* [Dataset excerpts]
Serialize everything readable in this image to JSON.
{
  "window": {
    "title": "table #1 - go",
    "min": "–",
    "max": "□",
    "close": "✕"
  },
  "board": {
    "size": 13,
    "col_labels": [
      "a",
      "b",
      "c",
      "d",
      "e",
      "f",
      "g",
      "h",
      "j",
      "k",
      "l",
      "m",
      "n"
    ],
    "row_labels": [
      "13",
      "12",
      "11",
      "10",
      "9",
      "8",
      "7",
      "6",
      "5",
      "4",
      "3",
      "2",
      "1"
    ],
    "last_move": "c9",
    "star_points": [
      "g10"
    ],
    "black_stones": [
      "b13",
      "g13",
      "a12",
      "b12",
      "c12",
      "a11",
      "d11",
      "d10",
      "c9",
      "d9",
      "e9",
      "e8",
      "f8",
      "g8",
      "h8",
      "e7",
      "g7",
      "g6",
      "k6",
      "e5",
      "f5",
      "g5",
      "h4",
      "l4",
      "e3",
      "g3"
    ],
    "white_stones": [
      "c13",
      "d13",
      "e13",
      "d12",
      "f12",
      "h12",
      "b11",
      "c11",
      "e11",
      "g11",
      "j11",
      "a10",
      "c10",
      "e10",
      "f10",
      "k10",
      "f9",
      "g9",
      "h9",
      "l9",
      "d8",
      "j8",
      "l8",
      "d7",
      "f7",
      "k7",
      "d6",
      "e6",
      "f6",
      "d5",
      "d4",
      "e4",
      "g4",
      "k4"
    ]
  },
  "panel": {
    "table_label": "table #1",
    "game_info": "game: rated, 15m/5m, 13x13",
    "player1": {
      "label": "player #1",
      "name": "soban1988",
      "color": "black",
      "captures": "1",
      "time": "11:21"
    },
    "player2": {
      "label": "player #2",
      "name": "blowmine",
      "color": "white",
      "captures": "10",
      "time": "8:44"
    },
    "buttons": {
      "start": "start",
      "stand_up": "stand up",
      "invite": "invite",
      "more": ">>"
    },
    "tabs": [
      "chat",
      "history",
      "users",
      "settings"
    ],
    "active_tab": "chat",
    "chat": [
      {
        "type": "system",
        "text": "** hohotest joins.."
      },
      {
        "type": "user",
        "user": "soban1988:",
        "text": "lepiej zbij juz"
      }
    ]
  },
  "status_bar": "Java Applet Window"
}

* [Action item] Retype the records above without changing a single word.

* [Written response]
Serialize everything readable in this image to JSON.
{
  "window": {
    "title": "table #1 - go",
    "min": "–",
    "max": "□",
    "close": "✕"
  },
  "board": {
    "size": 13,
    "col_labels": [
      "a",
      "b",
      "c",
      "d",
      "e",
      "f",
      "g",
      "h",
      "j",
      "k",
      "l",
      "m",
      "n"
    ],
    "row_labels": [
      "13",
      "12",
      "11",
      "10",
      "9",
      "8",
      "7",
      "6",
      "5",
      "4",
      "3",
      "2",
      "1"
    ],
    "last_move": "c9",
    "star_points": [
      "g10"
    ],
    "black_stones": [
      "b13",
      "g13",
      "a12",
      "b12",
      "c12",
      "a11",
      "d11",
      "d10",
      "c9",
      "d9",
      "e9",
      "e8",
      "f8",
      "g8",
      "h8",
      "e7",
      "g7",
      "g6",
      "k6",
      "e5",
      "f5",
      "g5",
      "h4",
      "l4",
      "e3",
      "g3"
    ],
    "white_stones": [
      "c13",
      "d13",
      "e13",
      "d12",
      "f12",
      "h12",
      "b11",
      "c11",
      "e11",
      "g11",
      "j11",
      "a10",
      "c10",
      "e10",
      "f10",
      "k10",
      "f9",
      "g9",
      "h9",
      "l9",
      "d8",
      "j8",
      "l8",
      "d7",
      "f7",
      "k7",
      "d6",
      "e6",
      "f6",
      "d5",
      "d4",
      "e4",
      "g4",
      "k4"
    ]
  },
  "panel": {
    "table_label": "table #1",
    "game_info": "game: rated, 15m/5m, 13x13",
    "player1": {
      "label": "player #1",
      "name": "soban1988",
      "color": "black",
      "captures": "1",
      "time": "11:21"
    },
    "player2": {
      "label": "player #2",
      "name": "blowmine",
      "color": "white",
      "captures": "10",
      "time": "8:44"
    },
    "buttons": {
      "start": "start",
      "stand_up": "stand up",
      "invite": "invite",
      "more": ">>"
    },
    "tabs": [
      "chat",
      "history",
      "users",
      "settings"
    ],
    "active_tab": "chat",
    "chat": [
      {
        "type": "system",
        "text": "** hohotest joins.."
      },
      {
        "type": "user",
        "user": "soban1988:",
        "text": "lepiej zbij juz"
      }
    ]
  },
  "status_bar": "Java Applet Window"
}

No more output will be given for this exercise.